In other Manosphere news, the Captain is creating an intro guide with links.

INTJ’s seem overrepresented in the Manosphere. There must be something about analytical, socially awkward individuals that attracts them here.

CDM-N has some advice for Christian ladies looking to become marriageable.

Questions for budding patriarchs: do you practice and live what you preach? I haven’t, but I hope to create this.

The Captain finds a humorous video.

Interesting that this is coming from a mainstream magazine. Wonder if this will help change anything?

Waiting until her thirties can really reduce a women’s options.

Oh Spain. Too bad TNR doesn’t really connect their ideology with what’s happening there.

Only the government could lose money on a Timmies in Canada.

The social gospel types in the Catholic Church are reaping what they sowed.

(h/t Instapundit)

Lightning Round – 2012/05/01

Everybody enjoying May Day? I hope you are.

Did you know that the average person could be making $100,000 a year? The Captain does the math.

A great speech given to the Fed. Long, but read it.

“The president has a very difficult time with the business community. Most people in business and most people who are successful are Republican that’s just a fact of life.” I wonder why?

The system is hungry; it must eat. Poor Sweden.

Marriage is fundamental to the church: when it declines, so to does the church decline.

Related: Why Evangelical Princesses are un-marriageable; a great post from CMDN.

We won! Yay!?!???

How you create a mass-murderer: Teach him to hate himself, then act surprised when he externalizes that hate.

Becoming as weak as your foes doesn’t help you or them.

Shame the beta month; it looks like it could be interesting.

(ht/ SDA, AMN, CC)

The Bookshelf: Worthless and Freedom 25

Today, I am going to review two books from the manosphere: Worthless by Aaron Cleary and Freedom Twenty-Five by Frost. I read these books a month or two ago, so the reviews will be fairly short and based on what I remember, but these were the first manosphere book I read and I figure I should give some props to them for their influence, as both the Captain (though more his blog than the actual book, as I graduated a few years ago) and Frost really made me reconsider aspects of my life.

Worthless is more or less a guide to choosing a university degree. It’s a fairly short book, but it goes through a lot of the considerations someone entering university should think about. It outlines which degrees are worthwhile; ie. the STEM fields (or at least most of them) and which you should avoid ie. the liberal arts. The book pulls know punches and presents the harsh reality of the current post-secondary education system. It’s an enjoyably written screed that presents the necessary information without having so much data it overwhelms the narrative.

The one criticism is that a lot  fair amount of the data was Minnesota specific. I don’t think national data would have changed the book much, but would have been somewhat more convincing.

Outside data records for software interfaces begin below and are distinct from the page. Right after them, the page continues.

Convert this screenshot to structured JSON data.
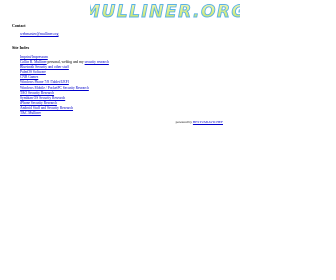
{
  "logo": {
    "text": "MULLINER.ORG"
  },
  "contact": {
    "heading": "Contact",
    "email": "webmaster@mulliner.org"
  },
  "site_index": {
    "heading": "Site Index",
    "items": [
      {
        "link": "Imprint/Impressum",
        "rest": ""
      },
      {
        "link": "Collin R. Mulliner",
        "rest": " personal, weblog and my",
        "link2": "security research"
      },
      {
        "link": "Bluetooth Security and other stuff",
        "rest": ""
      },
      {
        "link": "PalmOS Software",
        "rest": ""
      },
      {
        "link": "CNR Games",
        "rest": ""
      },
      {
        "link": "Windows Phone 7/8 /Tablet/UEFI",
        "rest": ""
      },
      {
        "link": "Windows Mobile / PocketPC Security Research",
        "rest": ""
      },
      {
        "link": "TAO Security Research",
        "rest": ""
      },
      {
        "link": "Symbian OS Security Research",
        "rest": ""
      },
      {
        "link": "iPhone Security Research",
        "rest": ""
      },
      {
        "link": "Android Stuff and Security Research",
        "rest": ""
      },
      {
        "link": "T&C Mulliner",
        "rest": ""
      }
    ]
  },
  "footer": {
    "powered_label": "powered by",
    "powered_link": "BESTUMIAVICHEF"
  }
}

If you are thinking about university buy this book; if you have a loved one thinking about university, buy them this book. If neither applies to you, check it out if the subject matter interests you; it’s still a good read, but not essential.

Freedom Twenty-Five is essentially a short guide to red-pill living. If you’ve been around the manosphere for a while, you probably already know most of what is in the book. On the other hand, I’ve never seen anything else that collects and distills red pill thought in such a convenient matter. The information in there, while mostly basic red pill knowledge, covers information that would otherwise require reading hundreds of posts on dozens on blogs to acquire. The book reads well. The only complaint is that he has some braggadocio that can at is at times be tiring.  The book spoke to me because as I’ve mentioned I found a fair number of similarities between his life and mine prior to when he started his blog and quit his job. It prompted me to try the primal diet (I had known and read of it beforehand, but never tried to apply it). It was also a driver in me starting this blog to explore things for myself.

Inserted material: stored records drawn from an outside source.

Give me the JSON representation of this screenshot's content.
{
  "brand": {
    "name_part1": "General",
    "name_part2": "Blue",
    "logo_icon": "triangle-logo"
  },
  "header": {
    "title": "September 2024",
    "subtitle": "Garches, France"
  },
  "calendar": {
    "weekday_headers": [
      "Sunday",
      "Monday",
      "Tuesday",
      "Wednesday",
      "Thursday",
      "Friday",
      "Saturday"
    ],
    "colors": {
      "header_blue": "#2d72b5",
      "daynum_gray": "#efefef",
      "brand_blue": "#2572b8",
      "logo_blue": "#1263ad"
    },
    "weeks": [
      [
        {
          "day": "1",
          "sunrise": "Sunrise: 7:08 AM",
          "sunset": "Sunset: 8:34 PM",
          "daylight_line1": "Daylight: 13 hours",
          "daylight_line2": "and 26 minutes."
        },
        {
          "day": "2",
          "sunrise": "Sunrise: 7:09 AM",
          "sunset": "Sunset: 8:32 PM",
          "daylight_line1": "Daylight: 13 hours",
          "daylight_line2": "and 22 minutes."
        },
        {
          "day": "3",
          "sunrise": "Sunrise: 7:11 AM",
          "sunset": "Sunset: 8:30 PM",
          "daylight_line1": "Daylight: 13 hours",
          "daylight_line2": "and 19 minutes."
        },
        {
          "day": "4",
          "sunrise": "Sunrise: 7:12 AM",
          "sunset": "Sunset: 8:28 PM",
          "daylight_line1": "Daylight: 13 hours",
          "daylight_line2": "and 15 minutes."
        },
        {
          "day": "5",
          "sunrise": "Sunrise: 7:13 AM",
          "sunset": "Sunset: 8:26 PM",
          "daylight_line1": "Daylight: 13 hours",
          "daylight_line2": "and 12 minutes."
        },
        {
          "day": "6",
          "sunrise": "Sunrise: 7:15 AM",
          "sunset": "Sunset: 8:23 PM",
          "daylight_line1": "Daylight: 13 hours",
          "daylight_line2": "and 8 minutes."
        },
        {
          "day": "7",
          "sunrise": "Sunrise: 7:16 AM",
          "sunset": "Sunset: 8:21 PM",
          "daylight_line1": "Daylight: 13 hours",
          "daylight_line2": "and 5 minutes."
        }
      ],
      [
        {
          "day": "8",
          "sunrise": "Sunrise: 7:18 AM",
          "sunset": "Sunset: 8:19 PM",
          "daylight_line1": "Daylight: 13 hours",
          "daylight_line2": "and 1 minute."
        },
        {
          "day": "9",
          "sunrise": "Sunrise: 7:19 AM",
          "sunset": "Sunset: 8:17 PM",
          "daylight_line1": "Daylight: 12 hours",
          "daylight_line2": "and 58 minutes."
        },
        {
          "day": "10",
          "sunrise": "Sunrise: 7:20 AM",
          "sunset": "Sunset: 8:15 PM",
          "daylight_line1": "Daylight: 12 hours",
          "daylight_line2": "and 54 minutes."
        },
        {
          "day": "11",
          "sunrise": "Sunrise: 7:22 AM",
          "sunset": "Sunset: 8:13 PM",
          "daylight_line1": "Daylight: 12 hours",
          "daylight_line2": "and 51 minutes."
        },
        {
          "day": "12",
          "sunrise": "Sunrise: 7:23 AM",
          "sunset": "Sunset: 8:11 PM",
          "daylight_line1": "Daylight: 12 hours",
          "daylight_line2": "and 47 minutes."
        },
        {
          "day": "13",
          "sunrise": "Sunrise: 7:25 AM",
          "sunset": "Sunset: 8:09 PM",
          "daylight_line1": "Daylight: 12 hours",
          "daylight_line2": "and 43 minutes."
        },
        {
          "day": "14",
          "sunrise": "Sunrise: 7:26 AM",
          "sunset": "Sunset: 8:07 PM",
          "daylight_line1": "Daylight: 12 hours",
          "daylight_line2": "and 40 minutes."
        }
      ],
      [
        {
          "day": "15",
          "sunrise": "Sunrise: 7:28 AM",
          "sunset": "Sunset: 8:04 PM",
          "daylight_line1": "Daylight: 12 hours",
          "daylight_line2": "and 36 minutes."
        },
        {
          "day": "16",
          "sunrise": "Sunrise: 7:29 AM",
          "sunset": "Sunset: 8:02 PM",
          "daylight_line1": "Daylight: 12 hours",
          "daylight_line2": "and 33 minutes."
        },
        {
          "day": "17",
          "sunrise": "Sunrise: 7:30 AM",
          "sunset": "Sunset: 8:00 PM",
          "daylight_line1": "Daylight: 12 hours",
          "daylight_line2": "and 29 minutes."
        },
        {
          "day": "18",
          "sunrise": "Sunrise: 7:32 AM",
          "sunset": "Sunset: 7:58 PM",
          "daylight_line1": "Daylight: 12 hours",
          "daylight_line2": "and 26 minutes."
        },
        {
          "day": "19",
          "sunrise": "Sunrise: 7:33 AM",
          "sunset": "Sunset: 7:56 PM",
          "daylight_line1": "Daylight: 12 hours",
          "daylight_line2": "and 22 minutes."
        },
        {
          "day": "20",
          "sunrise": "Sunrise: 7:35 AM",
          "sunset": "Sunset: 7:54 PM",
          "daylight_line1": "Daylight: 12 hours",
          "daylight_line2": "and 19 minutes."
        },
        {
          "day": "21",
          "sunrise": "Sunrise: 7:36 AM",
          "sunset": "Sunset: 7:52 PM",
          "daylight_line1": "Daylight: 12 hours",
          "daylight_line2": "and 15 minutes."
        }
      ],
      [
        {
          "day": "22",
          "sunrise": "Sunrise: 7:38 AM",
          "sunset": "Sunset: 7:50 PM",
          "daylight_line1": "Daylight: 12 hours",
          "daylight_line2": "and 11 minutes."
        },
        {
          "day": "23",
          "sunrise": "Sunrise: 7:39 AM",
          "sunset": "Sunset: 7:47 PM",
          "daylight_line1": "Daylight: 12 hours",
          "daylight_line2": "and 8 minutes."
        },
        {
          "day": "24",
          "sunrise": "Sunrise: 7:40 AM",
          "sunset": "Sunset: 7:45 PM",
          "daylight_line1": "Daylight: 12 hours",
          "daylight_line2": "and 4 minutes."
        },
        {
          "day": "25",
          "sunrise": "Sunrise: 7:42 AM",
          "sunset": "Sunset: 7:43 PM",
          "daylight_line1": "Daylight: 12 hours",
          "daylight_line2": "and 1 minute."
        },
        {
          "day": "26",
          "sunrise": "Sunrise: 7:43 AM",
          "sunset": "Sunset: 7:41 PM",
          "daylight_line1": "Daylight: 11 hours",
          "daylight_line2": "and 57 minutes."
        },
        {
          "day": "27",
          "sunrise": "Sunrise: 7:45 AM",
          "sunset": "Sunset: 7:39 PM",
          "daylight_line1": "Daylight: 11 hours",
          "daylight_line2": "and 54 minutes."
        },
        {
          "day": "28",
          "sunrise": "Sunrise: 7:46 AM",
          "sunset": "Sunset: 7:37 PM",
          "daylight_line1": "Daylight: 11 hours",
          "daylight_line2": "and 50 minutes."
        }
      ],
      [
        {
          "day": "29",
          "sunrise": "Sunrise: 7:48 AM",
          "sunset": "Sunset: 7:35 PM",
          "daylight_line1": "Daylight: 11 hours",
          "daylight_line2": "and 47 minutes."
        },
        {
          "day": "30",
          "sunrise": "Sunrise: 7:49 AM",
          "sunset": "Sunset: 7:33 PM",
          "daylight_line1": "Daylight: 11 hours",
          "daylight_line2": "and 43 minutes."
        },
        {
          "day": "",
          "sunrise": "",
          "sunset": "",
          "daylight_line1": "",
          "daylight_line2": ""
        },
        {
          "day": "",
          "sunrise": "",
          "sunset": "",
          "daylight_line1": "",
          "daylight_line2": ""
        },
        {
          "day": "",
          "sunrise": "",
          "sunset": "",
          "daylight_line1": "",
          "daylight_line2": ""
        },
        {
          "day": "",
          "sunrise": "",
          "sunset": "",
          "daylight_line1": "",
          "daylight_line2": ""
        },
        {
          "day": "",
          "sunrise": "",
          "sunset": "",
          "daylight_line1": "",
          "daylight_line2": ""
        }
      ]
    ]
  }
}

I heartily recommend the book, especially for those who are just starting to learn of the red pill. Even if you’re familiar with the manosphere, it’s a handy summary of knowledge.